- **EXERCISE DETAILS**:
Because the pictures are not wanted, reproduce the rest of the records below exactly as they stand.

Data items:
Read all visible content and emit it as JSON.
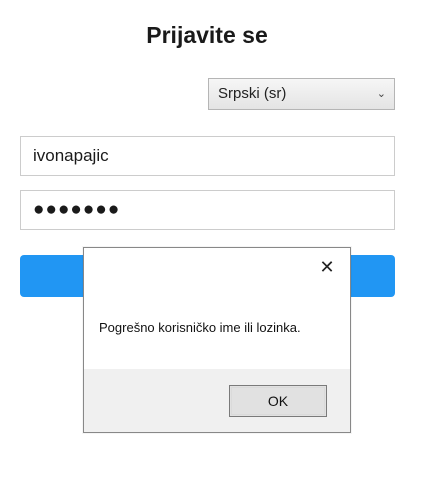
{
  "login": {
    "title": "Prijavite se",
    "language": {
      "selected": "Srpski (sr)"
    },
    "username_value": "ivonapajic",
    "password_mask": "●●●●●●●",
    "colors": {
      "button": "#2196f3"
    }
  },
  "dialog": {
    "message": "Pogrešno korisničko ime ili lozinka.",
    "ok_label": "OK",
    "close_glyph": "✕"
  }
}
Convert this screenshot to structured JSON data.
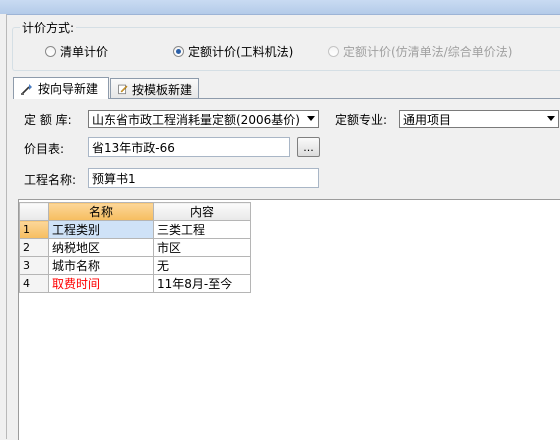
{
  "pricing": {
    "label": "计价方式:",
    "options": [
      {
        "label": "清单计价",
        "checked": false,
        "disabled": false
      },
      {
        "label": "定额计价(工料机法)",
        "checked": true,
        "disabled": false
      },
      {
        "label": "定额计价(仿清单法/综合单价法)",
        "checked": false,
        "disabled": true
      }
    ]
  },
  "tabs": [
    {
      "label": "按向导新建",
      "icon": "wizard-icon",
      "active": true
    },
    {
      "label": "按模板新建",
      "icon": "template-icon",
      "active": false
    }
  ],
  "form": {
    "quota_lib_label": "定 额 库:",
    "quota_lib_value": "山东省市政工程消耗量定额(2006基价)",
    "specialty_label": "定额专业:",
    "specialty_value": "通用项目",
    "price_table_label": "价目表:",
    "price_table_value": "省13年市政-66",
    "browse_label": "...",
    "project_name_label": "工程名称:",
    "project_name_value": "预算书1"
  },
  "grid": {
    "headers": [
      "名称",
      "内容"
    ],
    "rows": [
      {
        "num": "1",
        "name": "工程类别",
        "value": "三类工程",
        "name_color": "#000000"
      },
      {
        "num": "2",
        "name": "纳税地区",
        "value": "市区",
        "name_color": "#000000"
      },
      {
        "num": "3",
        "name": "城市名称",
        "value": "无",
        "name_color": "#000000"
      },
      {
        "num": "4",
        "name": "取费时间",
        "value": "11年8月-至今",
        "name_color": "#ff0000"
      }
    ]
  }
}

- **FINISHED TASK**:
Read all visible content and emit it as JSON.
{
  "login": {
    "title": "Prijavite se",
    "language": {
      "selected": "Srpski (sr)"
    },
    "username_value": "ivonapajic",
    "password_mask": "●●●●●●●",
    "colors": {
      "button": "#2196f3"
    }
  },
  "dialog": {
    "message": "Pogrešno korisničko ime ili lozinka.",
    "ok_label": "OK",
    "close_glyph": "✕"
  }
}
Convert this screenshot to structured JSON data.
{
  "pricing": {
    "label": "计价方式:",
    "options": [
      {
        "label": "清单计价",
        "checked": false,
        "disabled": false
      },
      {
        "label": "定额计价(工料机法)",
        "checked": true,
        "disabled": false
      },
      {
        "label": "定额计价(仿清单法/综合单价法)",
        "checked": false,
        "disabled": true
      }
    ]
  },
  "tabs": [
    {
      "label": "按向导新建",
      "icon": "wizard-icon",
      "active": true
    },
    {
      "label": "按模板新建",
      "icon": "template-icon",
      "active": false
    }
  ],
  "form": {
    "quota_lib_label": "定 额 库:",
    "quota_lib_value": "山东省市政工程消耗量定额(2006基价)",
    "specialty_label": "定额专业:",
    "specialty_value": "通用项目",
    "price_table_label": "价目表:",
    "price_table_value": "省13年市政-66",
    "browse_label": "...",
    "project_name_label": "工程名称:",
    "project_name_value": "预算书1"
  },
  "grid": {
    "headers": [
      "名称",
      "内容"
    ],
    "rows": [
      {
        "num": "1",
        "name": "工程类别",
        "value": "三类工程",
        "name_color": "#000000"
      },
      {
        "num": "2",
        "name": "纳税地区",
        "value": "市区",
        "name_color": "#000000"
      },
      {
        "num": "3",
        "name": "城市名称",
        "value": "无",
        "name_color": "#000000"
      },
      {
        "num": "4",
        "name": "取费时间",
        "value": "11年8月-至今",
        "name_color": "#ff0000"
      }
    ]
  }
}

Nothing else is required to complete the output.